Exercise and Lymphedema
We have all heard many times how important exercise is for our continuing health. There are the reasons that have always applied (cardiac, endurance, weight control) as well as the growing evidence that regular exercise may reduce the risk of recurrence. As I have said before, that last one gets me to the gym every morning. One possible fly in the ointment is lymphedema. There are widely varying guidelines about safe exercise to prevent (or at least, to not encourage) lymphedema. These seem to boil down to common sense about weights and reps. When can we safely exercise? What can we do? And what about women who already have lymphedema? What can they do?

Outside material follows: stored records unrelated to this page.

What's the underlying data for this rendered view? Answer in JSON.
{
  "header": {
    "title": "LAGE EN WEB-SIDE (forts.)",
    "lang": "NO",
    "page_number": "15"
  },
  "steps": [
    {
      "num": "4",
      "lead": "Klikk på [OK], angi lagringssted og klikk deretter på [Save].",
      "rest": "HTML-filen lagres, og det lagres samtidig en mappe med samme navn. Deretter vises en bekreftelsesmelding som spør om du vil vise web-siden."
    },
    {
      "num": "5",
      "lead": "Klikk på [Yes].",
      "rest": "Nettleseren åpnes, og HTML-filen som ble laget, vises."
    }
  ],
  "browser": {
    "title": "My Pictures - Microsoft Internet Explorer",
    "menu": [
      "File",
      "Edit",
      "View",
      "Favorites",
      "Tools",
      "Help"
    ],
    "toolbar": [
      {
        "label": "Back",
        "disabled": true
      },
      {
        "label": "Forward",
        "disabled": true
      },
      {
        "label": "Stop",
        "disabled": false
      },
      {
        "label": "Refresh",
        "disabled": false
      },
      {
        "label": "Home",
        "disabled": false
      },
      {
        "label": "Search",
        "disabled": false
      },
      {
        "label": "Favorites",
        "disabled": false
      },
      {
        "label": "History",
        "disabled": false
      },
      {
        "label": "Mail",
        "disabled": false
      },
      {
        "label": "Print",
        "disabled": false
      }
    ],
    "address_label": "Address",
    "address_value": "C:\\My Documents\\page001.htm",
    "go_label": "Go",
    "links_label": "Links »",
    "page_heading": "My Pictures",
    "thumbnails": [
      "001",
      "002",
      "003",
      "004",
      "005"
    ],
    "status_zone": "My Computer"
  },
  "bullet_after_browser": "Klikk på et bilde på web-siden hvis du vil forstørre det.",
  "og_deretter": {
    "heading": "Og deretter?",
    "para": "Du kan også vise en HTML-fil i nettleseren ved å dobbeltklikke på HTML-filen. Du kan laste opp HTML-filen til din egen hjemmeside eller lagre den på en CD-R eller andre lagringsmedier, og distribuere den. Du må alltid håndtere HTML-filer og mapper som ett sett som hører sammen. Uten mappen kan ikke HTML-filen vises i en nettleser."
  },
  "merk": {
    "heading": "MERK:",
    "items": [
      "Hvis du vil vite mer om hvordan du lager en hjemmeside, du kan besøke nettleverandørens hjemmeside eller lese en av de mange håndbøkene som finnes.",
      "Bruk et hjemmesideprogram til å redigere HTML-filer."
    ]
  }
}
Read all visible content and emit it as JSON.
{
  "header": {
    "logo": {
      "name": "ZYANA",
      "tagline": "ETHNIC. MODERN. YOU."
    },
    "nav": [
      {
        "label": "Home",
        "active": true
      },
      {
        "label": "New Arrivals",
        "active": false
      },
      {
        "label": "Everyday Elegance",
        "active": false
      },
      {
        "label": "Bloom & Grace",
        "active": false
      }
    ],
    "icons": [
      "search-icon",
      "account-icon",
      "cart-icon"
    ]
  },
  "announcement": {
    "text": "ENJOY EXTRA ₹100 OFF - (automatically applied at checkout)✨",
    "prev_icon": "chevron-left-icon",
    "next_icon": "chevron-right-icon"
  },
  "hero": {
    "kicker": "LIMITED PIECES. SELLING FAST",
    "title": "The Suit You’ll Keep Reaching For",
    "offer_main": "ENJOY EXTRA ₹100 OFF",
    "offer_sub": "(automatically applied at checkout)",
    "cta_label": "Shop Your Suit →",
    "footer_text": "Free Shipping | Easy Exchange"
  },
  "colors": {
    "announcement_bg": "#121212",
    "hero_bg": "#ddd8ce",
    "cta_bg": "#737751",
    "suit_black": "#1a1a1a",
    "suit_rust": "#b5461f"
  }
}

This article from The Journal of Cancer Survivorship addresses those questions. Here is the introduction and then a link:
Division of Research, Kaiser Permanente, 2000 Broadway, Oakland, CA, 94612, USA, Marilyn.L.Kwan@kp.org.
Controversy exists regarding the role of exercise in cancer patients with or at risk for lymphedema, particularly breast. We conducted a systematic review of the contemporary literature to distill the weight of the evidence and provide recommendations for exercise and lymphedema care in breast cancer survivors.
Publications were retrieved from 11 major medical indices for articles published from 2004 to 2010 using search terms for exercise and lymphedema; 1,303 potential articles were selected, of which 659 articles were reviewed by clinical lymphedema experts for inclusion, yielding 35 articles. After applying exclusion criteria, 19 articles were selected for final review. Information on study design/objectives, participants, outcomes, intervention, results, and study strengths and weaknesses was extracted. Study evidence was also rated according to the Oncology Nursing Society Putting Evidence Into Practice® Weight-of-Evidence Classification.
Seven studies were identified addressing resistance exercise, seven studies on aerobic and resistance exercise, and five studies on other exercise modalities. Studies concluded that slowly progressive exercise of varying modalities is not associated with the development or exacerbation of breast cancer-related lymphedema and can be safely pursued with proper supervision. Combined aerobic and resistance exercise appear safe, but confirmation requires larger and more rigorous studies.
Strong evidence is now available on the safety of resistance exercise without an increase in risk of lymphedema for breast cancer patients. Comparable studies are needed for other cancer patients at risk for lymphedema. IMPLICATIONS FOR CANCER SURVIVORS: With reasonable precautions, it is safe for breast cancer survivors to exercise throughout the trajectory of their cancer experience, including during treatment.